If you are moving in with your spouse, consider saving up together for your new home. This can make the saving process quicker and more manageable. A great way to save is to set up a joint savings account for each partner to deposit their share of savings into the account on the agreed terms. Another way to save together is to create a budget to track household spending and financial goals. Of course, every couple has different needs so it may be helpful to have a chat with your spouse to find what works best for the both of you.
10. Lower the rent you’re currently paying and save the difference
If you’re currently paying $1,600/month for rent, you may want to think of moving to a place that will only cost you $1,100/month (for example). Although the dwelling may not be as nice, it’s only for the time being. You could then save $500/month and put an extra $6,000 towards your savings in just one year. Another practical option, if possible, is to move back in with your parents or in-laws temporarily which will help save a lot of rent money.
11. Consider a lower entry point into the market and work your way up
One of the biggest mistakes first-time home buyers make is expecting to purchase their dream home right off the bat. Your dream home and neighbourhood is often out of your price range and may simply be unfeasible for your first purchase. Don’t stress about buying the perfect home for your first purchase since buying your first home is rarely a life-long decision, after all. Purchasing in a cheaper neighbourhood will allow you to save up much quicker, which can give you the chance to move to a better home in the future.
12. Use a tax-free savings account
A tax-free savings account can be a great place to start saving your down payment money. Since the money can grow tax-free in this account, you won’t have to pay income tax on the money you earn as it grows. Consult your financial advisor or visit any of your bank’s branches for more information on how to set up your tax-free savings account.
13. Borrow from your RRSP
If you have a RRSP, borrowing from your RRSP can help with your down payment. You can withdraw up to $25,000 from your RRSP to buy your first home. If you don’t have a RRSP, you may want to register for one as this may be a good way to save money and get a tax credit to help reduce your taxes. Be mindful that the program requires you to pay the money back to your RRSP within 15 years. If the money isn’t repaid, it becomes treated as income and you will have to pay tax on the money you withdrew. Check with your financial planner or advisor to see if this option is right for you.
14. See if your city has a first-time home buyers program
From time to time, some cities within Canada have programs that provide interest-free loans to new home buyers as part of their down payment for their first home. These first-time home buyers programs are initiated to make it easier for first-time home buyers to afford a home in an expensive city and to redevelop a part of the city that is struggling. Since these programs usually have very specific requirements, check with your city hall to see if your city has any sort of first-time home buyers program available.

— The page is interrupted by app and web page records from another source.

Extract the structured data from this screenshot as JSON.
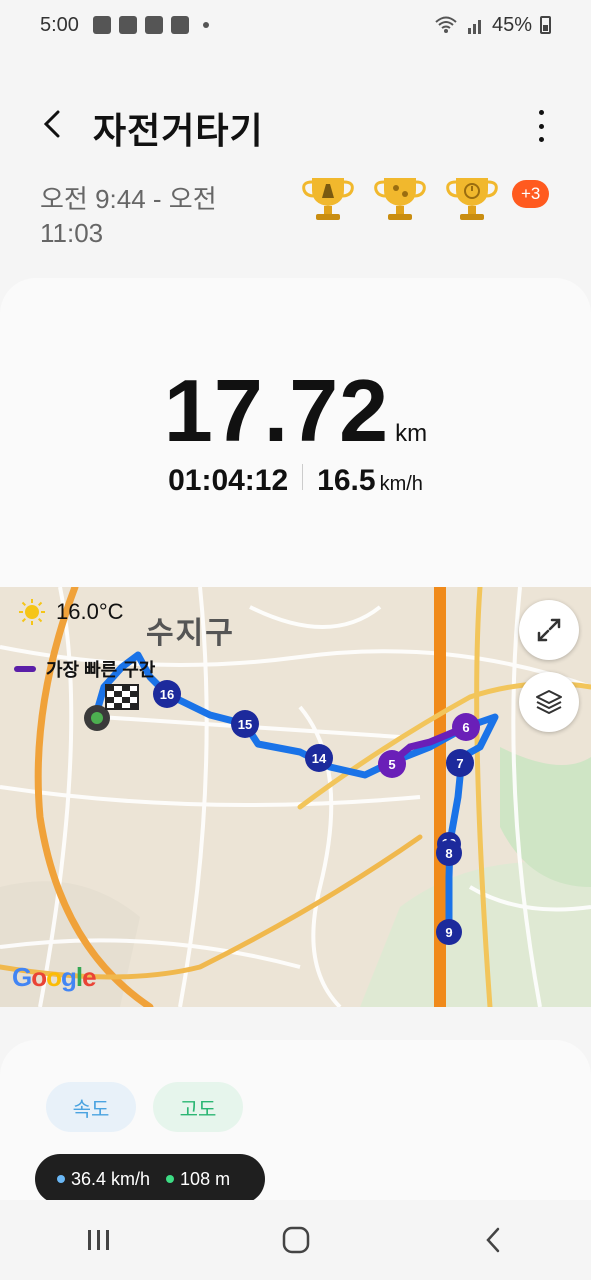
{
  "status": {
    "time": "5:00",
    "battery": "45%"
  },
  "header": {
    "title": "자전거타기"
  },
  "time_range": "오전 9:44 - 오전 11:03",
  "badge_more": "+3",
  "summary": {
    "distance": "17.72",
    "distance_unit": "km",
    "duration": "01:04:12",
    "speed": "16.5",
    "speed_unit": "km/h"
  },
  "map": {
    "weather": "16.0°C",
    "fastest_label": "가장 빠른 구간",
    "district": "수지구",
    "google": "Google",
    "markers": [
      "16",
      "15",
      "14",
      "5",
      "6",
      "7",
      "8",
      "9",
      "10"
    ]
  },
  "chips": {
    "speed": "속도",
    "altitude": "고도"
  },
  "legend": {
    "speed": "36.4 km/h",
    "altitude": "108 m"
  },
  "colors": {
    "route": "#1a73e8",
    "fast": "#6a1fb8",
    "marker": "#1c2a9c",
    "badge": "#ff5a1f"
  }
}
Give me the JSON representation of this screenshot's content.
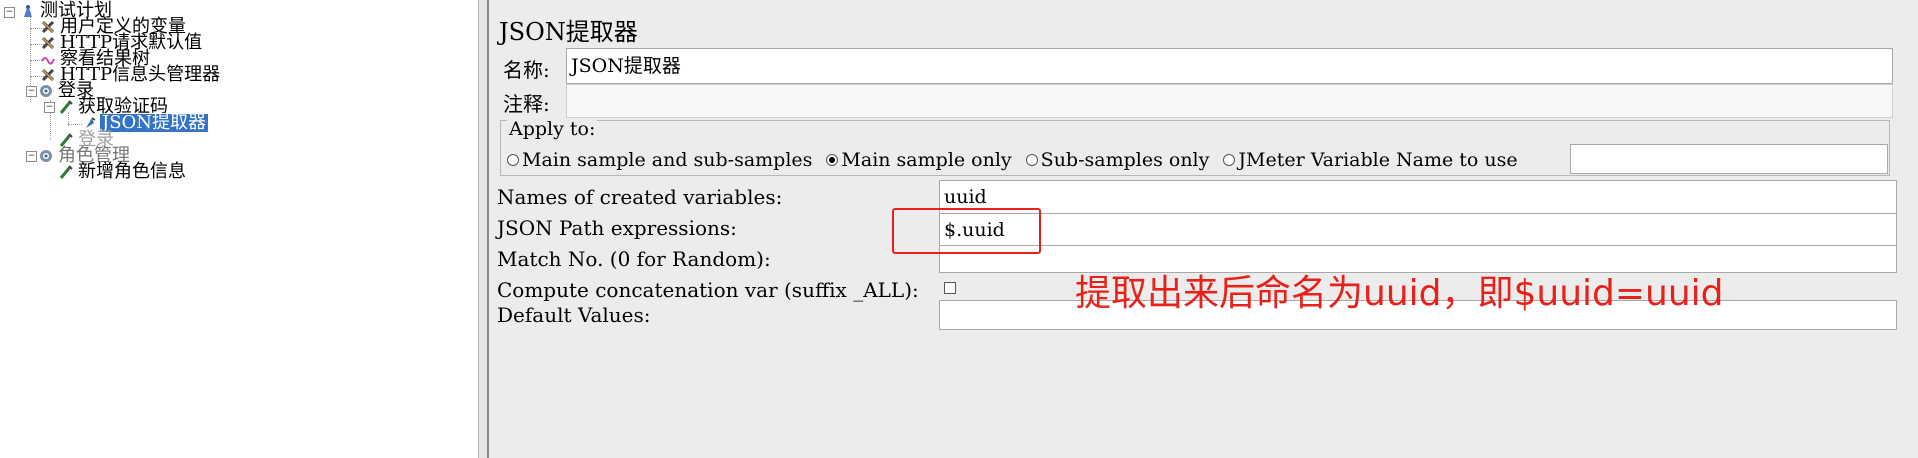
{
  "tree": {
    "items": [
      {
        "label": "测试计划",
        "icon": "test-plan-icon"
      },
      {
        "label": "用户定义的变量",
        "icon": "config-element-icon"
      },
      {
        "label": "HTTP请求默认值",
        "icon": "config-element-icon"
      },
      {
        "label": "察看结果树",
        "icon": "listener-icon"
      },
      {
        "label": "HTTP信息头管理器",
        "icon": "config-element-icon"
      },
      {
        "label": "登录",
        "icon": "thread-group-icon"
      },
      {
        "label": "获取验证码",
        "icon": "sampler-icon"
      },
      {
        "label": "JSON提取器",
        "icon": "post-processor-icon"
      },
      {
        "label": "登录",
        "icon": "sampler-icon"
      },
      {
        "label": "角色管理",
        "icon": "thread-group-icon"
      },
      {
        "label": "新增角色信息",
        "icon": "sampler-icon"
      }
    ]
  },
  "panel": {
    "title": "JSON提取器",
    "name_label": "名称:",
    "name_value": "JSON提取器",
    "comment_label": "注释:",
    "comment_value": "",
    "apply_to": {
      "legend": "Apply to:",
      "options": [
        {
          "label": "Main sample and sub-samples",
          "selected": false
        },
        {
          "label": "Main sample only",
          "selected": true
        },
        {
          "label": "Sub-samples only",
          "selected": false
        },
        {
          "label": "JMeter Variable Name to use",
          "selected": false
        }
      ],
      "variable_value": ""
    },
    "fields": {
      "names_label": "Names of created variables:",
      "names_value": "uuid",
      "json_path_label": "JSON Path expressions:",
      "json_path_value": "$.uuid",
      "match_label": "Match No. (0 for Random):",
      "match_value": "",
      "concat_label": "Compute concatenation var (suffix _ALL):",
      "concat_checked": false,
      "default_label": "Default Values:",
      "default_value": ""
    }
  },
  "annotation": {
    "text": "提取出来后命名为uuid，即$uuid=uuid",
    "color": "#e8221b"
  },
  "colors": {
    "selection": "#3474c6",
    "panel_bg": "#ececec"
  }
}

In the past, Winnipeg, Manitoba, and Surrey, British Colombia have offered up to $20,000 per couple under these programs. The money is repaid without interest over a set number of years. Visit your city hall for more information.
APM Website Manager